30 Pages Posted: 7 Mar 2019
Date Written: February 16, 2019
Keynes spent all of his introductory Chapter One of the A Treatise on Probability emphasizing that his logical relation of probability (a relation of similarity – dissimilarity based on analogy) P(a/h)=α, where α came in degrees and 0≤α≤1. In chapter 6, Keynes introduced his logical relation of the evidential weight of the argument, V(a/h), but did not specify what it equaled, although he clearly stated that he would integrate both probability and weight together later. In chapter 26, Keynes specified that V(a/h)= w, where we came in degrees and 0≤w≤1. Keynes showed how to integrate both probability and weight together in his conventional coefficient of weight and risk, c, in chapter 26 of the A Treatise on Probability. Probability and weight were also integrated together by Keynes using the theory of inexact measurement or approximation based on intervals with upper and lower bounds or limits. Ordinal probability can do none of these things. Advocates of the claim that Keynes’s theory was an ordinal theory of probability concentrate exclusively on a misinterpreted diagram that appears near the end of chapter 3 of the A Treatise on Probability. Thus, while Keynes’s theory can easily deal with ordinal probability with the aid of the Principle of Indifference, it is not part of Keynes’s main or major analysis in the A Treatise on Probability, which was interval probability. The same conclusion holds for numerical probability and rational expectations. Rational expectations are a very special case that occurs if w=1.

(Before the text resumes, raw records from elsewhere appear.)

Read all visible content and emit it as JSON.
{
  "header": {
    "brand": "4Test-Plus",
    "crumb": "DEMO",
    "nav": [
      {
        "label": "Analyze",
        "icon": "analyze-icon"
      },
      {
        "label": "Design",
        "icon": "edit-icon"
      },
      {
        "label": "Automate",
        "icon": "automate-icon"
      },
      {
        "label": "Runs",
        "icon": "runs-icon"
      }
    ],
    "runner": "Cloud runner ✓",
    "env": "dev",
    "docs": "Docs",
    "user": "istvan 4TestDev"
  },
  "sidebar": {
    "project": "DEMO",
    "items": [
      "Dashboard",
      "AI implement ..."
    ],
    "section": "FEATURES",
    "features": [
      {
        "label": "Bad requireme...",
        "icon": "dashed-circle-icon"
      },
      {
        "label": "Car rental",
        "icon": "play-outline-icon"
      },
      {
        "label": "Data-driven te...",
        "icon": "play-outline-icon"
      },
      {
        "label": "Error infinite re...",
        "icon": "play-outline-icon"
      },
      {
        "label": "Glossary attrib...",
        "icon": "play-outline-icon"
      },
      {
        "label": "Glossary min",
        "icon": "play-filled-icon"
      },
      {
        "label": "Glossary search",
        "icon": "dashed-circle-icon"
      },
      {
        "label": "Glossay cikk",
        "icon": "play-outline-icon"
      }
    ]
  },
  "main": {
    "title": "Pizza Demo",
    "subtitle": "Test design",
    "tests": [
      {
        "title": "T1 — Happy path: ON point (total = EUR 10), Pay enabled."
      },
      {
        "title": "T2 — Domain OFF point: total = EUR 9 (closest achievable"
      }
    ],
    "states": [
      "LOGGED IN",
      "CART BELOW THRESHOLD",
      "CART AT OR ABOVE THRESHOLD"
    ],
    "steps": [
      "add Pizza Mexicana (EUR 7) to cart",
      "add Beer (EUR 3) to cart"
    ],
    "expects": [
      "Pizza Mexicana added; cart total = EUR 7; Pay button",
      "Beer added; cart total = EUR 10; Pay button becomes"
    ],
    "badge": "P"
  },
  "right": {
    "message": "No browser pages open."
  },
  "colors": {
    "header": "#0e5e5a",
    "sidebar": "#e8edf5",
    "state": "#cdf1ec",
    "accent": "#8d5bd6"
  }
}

The heterodox, institutionalist, or Post Keynesian approaches, involving irreducible, fundamental, or radical uncertainty, are a very, very special case that occurs only if w=0 in the very long run. Their argument, that measurement is not possible at all, be it exact or inexact, is rejected by Keynes in chapter 4 of the General Theory.
Thus, while Keynes’s theory can easily deal with ordinal probability, it is impossible for the ordinal probability to deal with inexact and imprecise interval-valued probability measurement. Keynes’s theory of measurement involves interval-valued probability in the A Treatise on Probability with the numerical and ordinal probability being very special cases of his general theory of interval-valued probability. Keynes’s approach to measurement in the General Theory also involved inexact and imprecise measurement as deployed by Keynes in chapter 4 of the General Theory. No ordinal probability approach to measurement is used by Keynes in the General Theory.
The great value of the 1936-1938 Keynes-Townshend exchanges is that they show that Keynes presented an approach to measurement that was imprecise and inexact in both the A Treatise on Probability and the General Theory.
Keywords: Measurement, Ordinal, Numerical, Interval, Exact Precise, Inexact, Imprecise, Keynes, a Treatise on Probability
JEL Classification: B10, B12, B14, B16, B20, B22
Suggested Citation: Suggested Citation